Book Image

PostgreSQL 14 Administration Cookbook

By : Simon Riggs, Gianni Ciolli
5 (1)
Book Image

PostgreSQL 14 Administration Cookbook

5 (1)
By: Simon Riggs, Gianni Ciolli

Overview of this book

PostgreSQL is a powerful, open-source database management system with an enviable reputation for high performance and stability. With many new features in its arsenal, PostgreSQL 14 allows you to scale up your PostgreSQL infrastructure. With this book, you'll take a step-by-step, recipe-based approach to effective PostgreSQL administration. This book will get you up and running with all the latest features of PostgreSQL 14 while helping you explore the entire database ecosystem. You’ll learn how to tackle a variety of problems and pain points you may face as a database administrator such as creating tables, managing views, improving performance, and securing your database. As you make progress, the book will draw attention to important topics such as monitoring roles, validating backups, regular maintenance, and recovery of your PostgreSQL 14 database. This will help you understand roles, ensuring high availability, concurrency, and replication. Along with updated recipes, this book touches upon important areas like using generated columns, TOAST compression, PostgreSQL on the cloud, and much more. By the end of this PostgreSQL book, you’ll have gained the knowledge you need to manage your PostgreSQL 14 database efficiently, both in the cloud and on-premise.
Table of Contents (14 chapters)
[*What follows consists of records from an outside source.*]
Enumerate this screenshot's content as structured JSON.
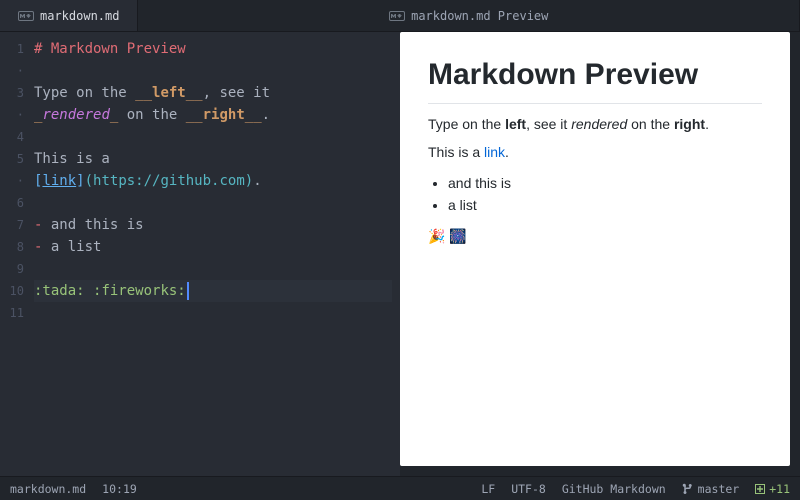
{
  "tabs": {
    "editor": "markdown.md",
    "preview": "markdown.md Preview"
  },
  "editor": {
    "line_numbers": [
      "1",
      "·",
      "3",
      "·",
      "4",
      "5",
      "·",
      "6",
      "7",
      "8",
      "9",
      "10",
      "11"
    ],
    "lines": [
      [
        [
          "tok-h",
          "# Markdown Preview"
        ]
      ],
      [
        [
          "",
          ""
        ]
      ],
      [
        [
          "",
          "Type on the "
        ],
        [
          "tok-pb",
          "__"
        ],
        [
          "tok-b",
          "left"
        ],
        [
          "tok-pb",
          "__"
        ],
        [
          "",
          ", see it"
        ]
      ],
      [
        [
          "tok-pb",
          "_"
        ],
        [
          "tok-i",
          "rendered"
        ],
        [
          "tok-pb",
          "_"
        ],
        [
          "",
          " on the "
        ],
        [
          "tok-pb",
          "__"
        ],
        [
          "tok-b",
          "right"
        ],
        [
          "tok-pb",
          "__"
        ],
        [
          "",
          "."
        ]
      ],
      [
        [
          "",
          ""
        ]
      ],
      [
        [
          "",
          "This is a"
        ]
      ],
      [
        [
          "tok-lb",
          "["
        ],
        [
          "tok-lt",
          "link"
        ],
        [
          "tok-lb",
          "]"
        ],
        [
          "tok-lu",
          "("
        ],
        [
          "tok-lu",
          "https://github.com"
        ],
        [
          "tok-lu",
          ")"
        ],
        [
          "",
          "."
        ]
      ],
      [
        [
          "",
          ""
        ]
      ],
      [
        [
          "tok-lm",
          "-"
        ],
        [
          "",
          " and this is"
        ]
      ],
      [
        [
          "tok-lm",
          "-"
        ],
        [
          "",
          " a list"
        ]
      ],
      [
        [
          "",
          ""
        ]
      ],
      [
        [
          "tok-em",
          ":tada:"
        ],
        [
          "",
          " "
        ],
        [
          "tok-em",
          ":fireworks:"
        ]
      ],
      [
        [
          "",
          ""
        ]
      ]
    ],
    "active_line_index": 11
  },
  "preview": {
    "h1": "Markdown Preview",
    "p1_parts": [
      "Type on the ",
      "left",
      ", see it ",
      "rendered",
      " on the ",
      "right",
      "."
    ],
    "p2_pre": "This is a ",
    "p2_link": "link",
    "p2_post": ".",
    "list": [
      "and this is",
      "a list"
    ],
    "emoji": "🎉 🎆"
  },
  "status": {
    "filename": "markdown.md",
    "cursor": "10:19",
    "line_ending": "LF",
    "encoding": "UTF-8",
    "grammar": "GitHub Markdown",
    "branch": "master",
    "diff": "+11"
  }
}
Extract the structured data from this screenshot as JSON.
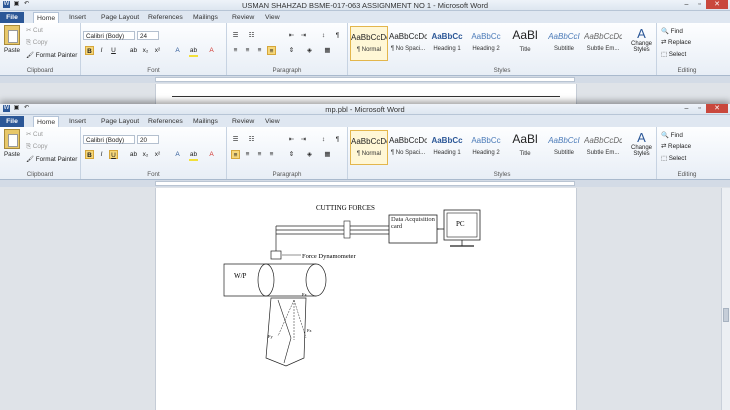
{
  "window_back": {
    "title": "USMAN SHAHZAD BSME-017-063 ASSIGNMENT NO 1 - Microsoft Word",
    "font_name": "Calibri (Body)",
    "font_size": "24"
  },
  "window_front": {
    "title": "mp.pbl - Microsoft Word",
    "font_name": "Calibri (Body)",
    "font_size": "20"
  },
  "tabs": [
    "File",
    "Home",
    "Insert",
    "Page Layout",
    "References",
    "Mailings",
    "Review",
    "View"
  ],
  "clipboard": {
    "paste": "Paste",
    "cut": "Cut",
    "copy": "Copy",
    "format_painter": "Format Painter",
    "group_label": "Clipboard"
  },
  "group_labels": {
    "font": "Font",
    "paragraph": "Paragraph",
    "styles": "Styles",
    "editing": "Editing"
  },
  "styles": [
    {
      "preview": "AaBbCcDc",
      "name": "¶ Normal"
    },
    {
      "preview": "AaBbCcDc",
      "name": "¶ No Spaci..."
    },
    {
      "preview": "AaBbCc",
      "name": "Heading 1"
    },
    {
      "preview": "AaBbCc",
      "name": "Heading 2"
    },
    {
      "preview": "AaBl",
      "name": "Title"
    },
    {
      "preview": "AaBbCcI",
      "name": "Subtitle"
    },
    {
      "preview": "AaBbCcDc",
      "name": "Subtle Em..."
    }
  ],
  "change_styles": "Change Styles",
  "editing": {
    "find": "Find",
    "replace": "Replace",
    "select": "Select"
  },
  "figure": {
    "heading": "CUTTING FORCES",
    "daq": "Data Acquisition card",
    "pc": "PC",
    "dynamometer": "Force Dynamometer",
    "workpiece": "W/P",
    "label_fx": "Fx",
    "label_fy": "Fy",
    "label_fz": "Fz"
  },
  "colors": {
    "file_tab": "#2b5797",
    "close_button": "#c9483d",
    "selected_style": "#e3b64c",
    "font_color_red": "#d0302a",
    "highlight_yellow": "#f2e03a"
  }
}
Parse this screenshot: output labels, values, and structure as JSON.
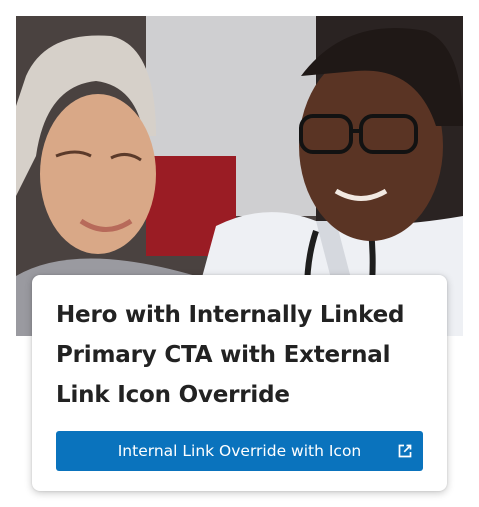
{
  "hero": {
    "image_icon": "photo-patient-and-doctor",
    "title": "Hero with Internally Linked Primary CTA with External Link Icon Override",
    "cta": {
      "label": "Internal Link Override with Icon",
      "icon": "external-link-icon"
    }
  },
  "colors": {
    "cta_background": "#0a73bd",
    "cta_text": "#ffffff",
    "title_text": "#222222",
    "card_background": "#ffffff"
  }
}
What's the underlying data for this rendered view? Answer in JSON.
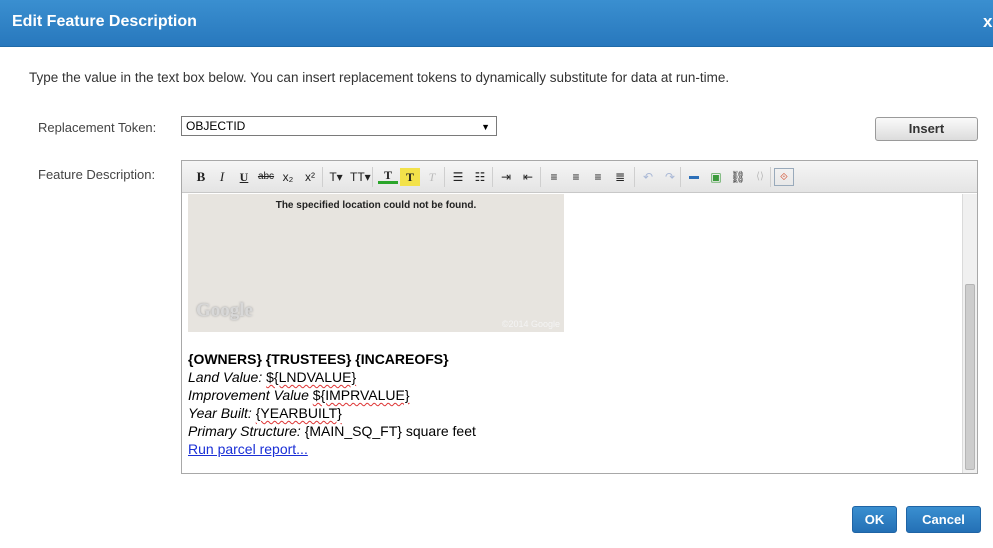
{
  "dialog": {
    "title": "Edit Feature Description",
    "close_glyph": "x",
    "instructions": "Type the value in the text box below. You can insert replacement tokens to dynamically substitute for data at run-time."
  },
  "token": {
    "label": "Replacement Token:",
    "selected": "OBJECTID",
    "insert_label": "Insert"
  },
  "description": {
    "label": "Feature Description:",
    "toolbar": [
      {
        "name": "bold-icon",
        "glyph": "B"
      },
      {
        "name": "italic-icon",
        "glyph": "I"
      },
      {
        "name": "underline-icon",
        "glyph": "U"
      },
      {
        "name": "strikethrough-icon",
        "glyph": "abc"
      },
      {
        "name": "subscript-icon",
        "glyph": "x₂"
      },
      {
        "name": "superscript-icon",
        "glyph": "x²"
      },
      {
        "name": "font-size-icon",
        "glyph": "T▾"
      },
      {
        "name": "font-family-icon",
        "glyph": "TT▾"
      },
      {
        "name": "text-color-icon",
        "glyph": "T"
      },
      {
        "name": "highlight-icon",
        "glyph": "T"
      },
      {
        "name": "clear-format-icon",
        "glyph": "T"
      },
      {
        "name": "bullet-list-icon",
        "glyph": "☰"
      },
      {
        "name": "numbered-list-icon",
        "glyph": "☷"
      },
      {
        "name": "indent-icon",
        "glyph": "⇥"
      },
      {
        "name": "outdent-icon",
        "glyph": "⇤"
      },
      {
        "name": "align-left-icon",
        "glyph": "≡"
      },
      {
        "name": "align-center-icon",
        "glyph": "≡"
      },
      {
        "name": "align-right-icon",
        "glyph": "≡"
      },
      {
        "name": "justify-icon",
        "glyph": "≣"
      },
      {
        "name": "undo-icon",
        "glyph": "↶"
      },
      {
        "name": "redo-icon",
        "glyph": "↷"
      },
      {
        "name": "horizontal-rule-icon",
        "glyph": "▬"
      },
      {
        "name": "insert-image-icon",
        "glyph": "▣"
      },
      {
        "name": "insert-link-icon",
        "glyph": "⛓"
      },
      {
        "name": "unlink-icon",
        "glyph": "⟨⟩"
      },
      {
        "name": "html-source-icon",
        "glyph": "⟐"
      }
    ],
    "map": {
      "message": "The specified location could not be found.",
      "logo": "Google",
      "copyright": "©2014 Google"
    },
    "heading": "{OWNERS} {TRUSTEES} {INCAREOFS}",
    "land_label": "Land Value:",
    "land_value": "${LNDVALUE}",
    "improvement_label": "Improvement Value",
    "improvement_value": "${IMPRVALUE}",
    "year_label": "Year Built:",
    "year_value": "{YEARBUILT}",
    "structure_label": "Primary Structure:",
    "structure_value": "{MAIN_SQ_FT} square feet",
    "link_text": "Run parcel report..."
  },
  "footer": {
    "ok_label": "OK",
    "cancel_label": "Cancel"
  },
  "colors": {
    "title_bar": "#2f83c7",
    "primary_button": "#2a7bc0",
    "link": "#1a2fd6"
  }
}
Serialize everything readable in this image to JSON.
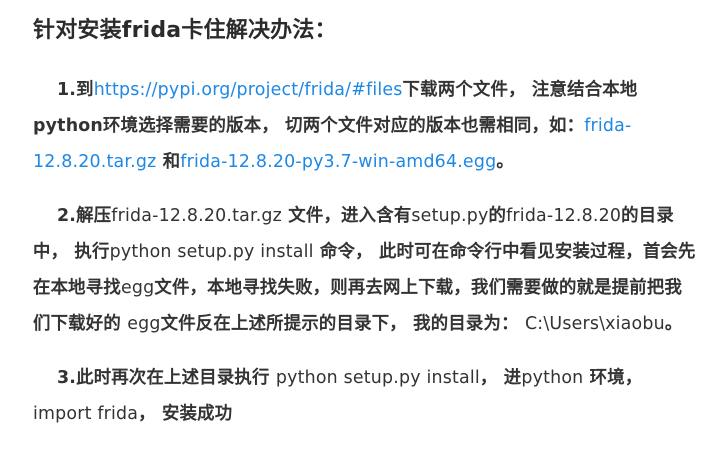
{
  "title": "针对安装frida卡住解决办法：",
  "step1": {
    "prefix": "1.到",
    "link_url": "https://pypi.org/project/frida/#files",
    "text_a": "下载两个文件， 注意结合本地",
    "line2": "python环境选择需要的版本， 切两个文件对应的版本也需相同，如：",
    "file1": "frida-12.8.20.tar.gz",
    "and": " 和",
    "file2": "frida-12.8.20-py3.7-win-amd64.egg",
    "end": "。"
  },
  "step2": {
    "prefix": "2.解压",
    "file": "frida-12.8.20.tar.gz",
    "text_a": " 文件，进入含有",
    "setup": "setup.py",
    "text_b": "的",
    "folder": "frida-12.8.20",
    "text_c": "的目录中， 执行",
    "command": "python setup.py install",
    "text_d": " 命令， 此时可在命令行中看见安装过程，首会先在本地寻找",
    "egg1": "egg",
    "text_e": "文件，本地寻找失败，则再去网上下载，我们需要做的就是提前把我们下载好的 ",
    "egg2": "egg",
    "text_f": "文件反在上述所提示的目录下， 我的目录为： ",
    "path": "C:\\Users\\xiaobu",
    "end": "。"
  },
  "step3": {
    "prefix": "3.此时再次在上述目录执行 ",
    "command": "python setup.py install",
    "text_a": "， 进",
    "python": "python",
    "text_b": " 环境，",
    "import": "import frida",
    "text_c": "， 安装成功"
  }
}
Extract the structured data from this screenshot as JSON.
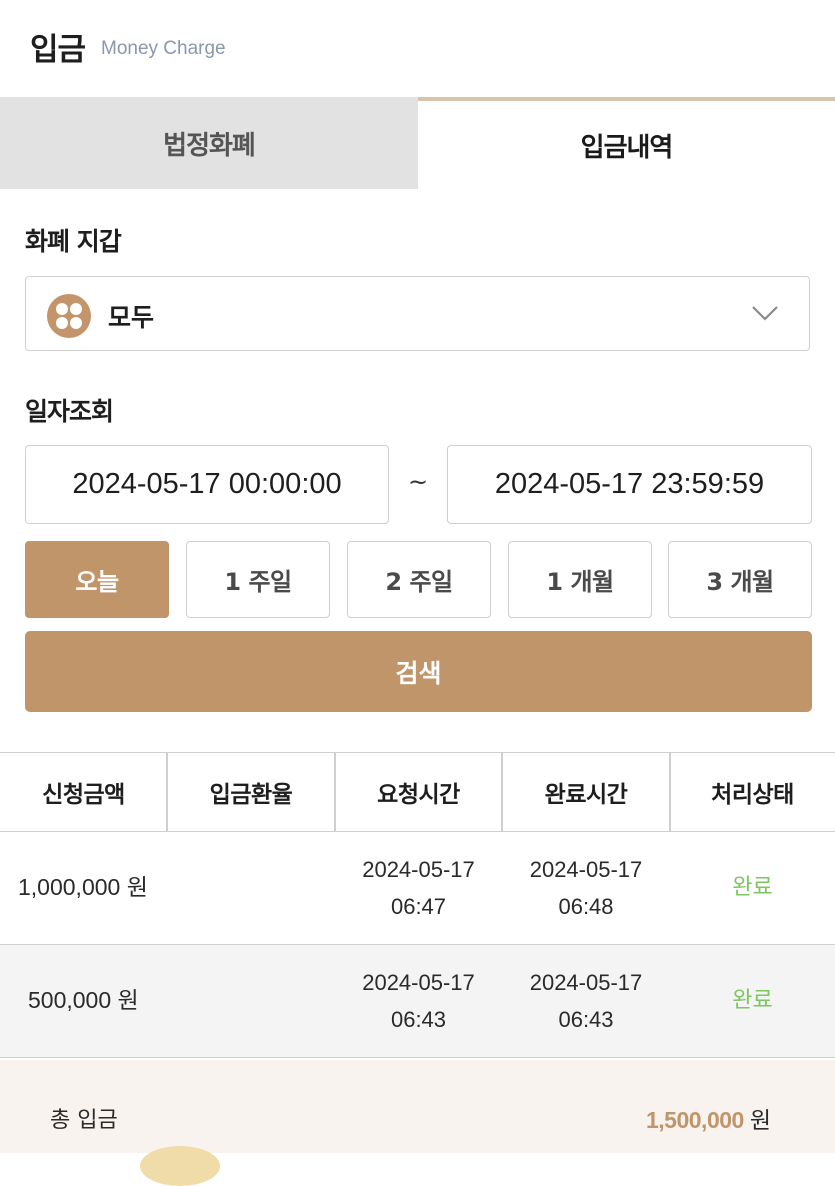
{
  "header": {
    "title": "입금",
    "subtitle": "Money Charge"
  },
  "tabs": [
    {
      "label": "법정화폐",
      "active": false
    },
    {
      "label": "입금내역",
      "active": true
    }
  ],
  "wallet": {
    "label": "화폐 지갑",
    "selected": "모두",
    "icon": "coin-grid-icon"
  },
  "date_query": {
    "label": "일자조회",
    "from": "2024-05-17 00:00:00",
    "separator": "~",
    "to": "2024-05-17 23:59:59"
  },
  "periods": [
    {
      "label": "오늘",
      "selected": true
    },
    {
      "label": "1 주일",
      "selected": false
    },
    {
      "label": "2 주일",
      "selected": false
    },
    {
      "label": "1 개월",
      "selected": false
    },
    {
      "label": "3 개월",
      "selected": false
    }
  ],
  "search_label": "검색",
  "table": {
    "columns": [
      "신청금액",
      "입금환율",
      "요청시간",
      "완료시간",
      "처리상태"
    ],
    "rows": [
      {
        "amount": "1,000,000 원",
        "rate": "",
        "request_date": "2024-05-17",
        "request_time": "06:47",
        "complete_date": "2024-05-17",
        "complete_time": "06:48",
        "status": "완료"
      },
      {
        "amount": "500,000 원",
        "rate": "",
        "request_date": "2024-05-17",
        "request_time": "06:43",
        "complete_date": "2024-05-17",
        "complete_time": "06:43",
        "status": "완료"
      }
    ]
  },
  "total": {
    "label": "총 입금",
    "amount": "1,500,000",
    "unit": "원"
  },
  "colors": {
    "accent": "#c1956a",
    "status_done": "#7dc560",
    "tab_inactive_bg": "#e2e2e2"
  }
}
How many rows are there in a table?

There is no limit on the number of rows in a table, but the table is limited to available disk space and memory/swap space. If you are storing rows that exceed an aggregated data size of 2 KB, then the maximum number of rows may be limited to 4 billion or fewer.

Counting is one of the easiest SQL statements, so it is also many people's first experience of a PostgreSQL query.

How to do it…

From any interface, the SQL command used to count rows is as follows:

SELECT count(*) FROM table;

This will return a single integer value as the result.

In psql, the command looks like the following:

cookbook=# select count(*) from orders;
(1 row)

How it works...

PostgreSQL can choose between two techniques available to compute the SQL count(*) function. Both are available in all the currently supported versions:

  • The first is called sequential scan. We access every data block in the table one after the other, reading the number of rows in each block. If the table is on the disk, it will cause a beneficial disk access pattern, and the statement will be fairly fast.
  • The other technique is known as an index-only scan. It requires an index on the table, and it covers a more general case than optimizing SQL queries with count(*), so we will cover it in more detail in Chapter 10Performance and Concurrency.

Some people think that the count SQL statement is a good test of the performance of a DBMS. Some DBMSs have specific tuning features for the count SQL statement, and Postgres optimizes this using index-only scans. The PostgreSQL project has talked about this many times, but few people thought we should try to optimize this. Yes, the count function is frequently used within applications, but without any WHERE clause, it is not that useful. Therefore, the index-only scans feature has been implemented, which applies to more real-world situations, as well as this recipe.

We scan every block of the table because of a major feature of Postgres, named Multiversion Concurrency Control (MVCC). MVCC allows us to run the count SQL statement at the same time that we are inserting, updating, or deleting data from the table. That's a very cool feature, and we went to a lot of trouble in Postgres to provide it for you.

MVCC requires us to record information on each row of a table, stating when that change was made. If the changes were made after the SQL statement began to execute, then we just ignore those changes. This means that we need to carry out visibility checks on each row in the table to allow us to work out the results of the count SQL statement. The optimization provided by index-only scans is the ability to skip such checks on the table blocks that are already known to be visible to all current sessions. Rows in these blocks can be counted directly on the index, which is normally smaller than the table, and is, therefore, faster.

If you think a little deeper about this, you'll see that the result of the count SQL statement is just the value at a moment in time. Depending on what happens to the table, that value could change a little or a lot while the count SQL statement is executing. So, once you've executed this, all you really know is that, at a particular point in the past, there were exactly x rows in the table.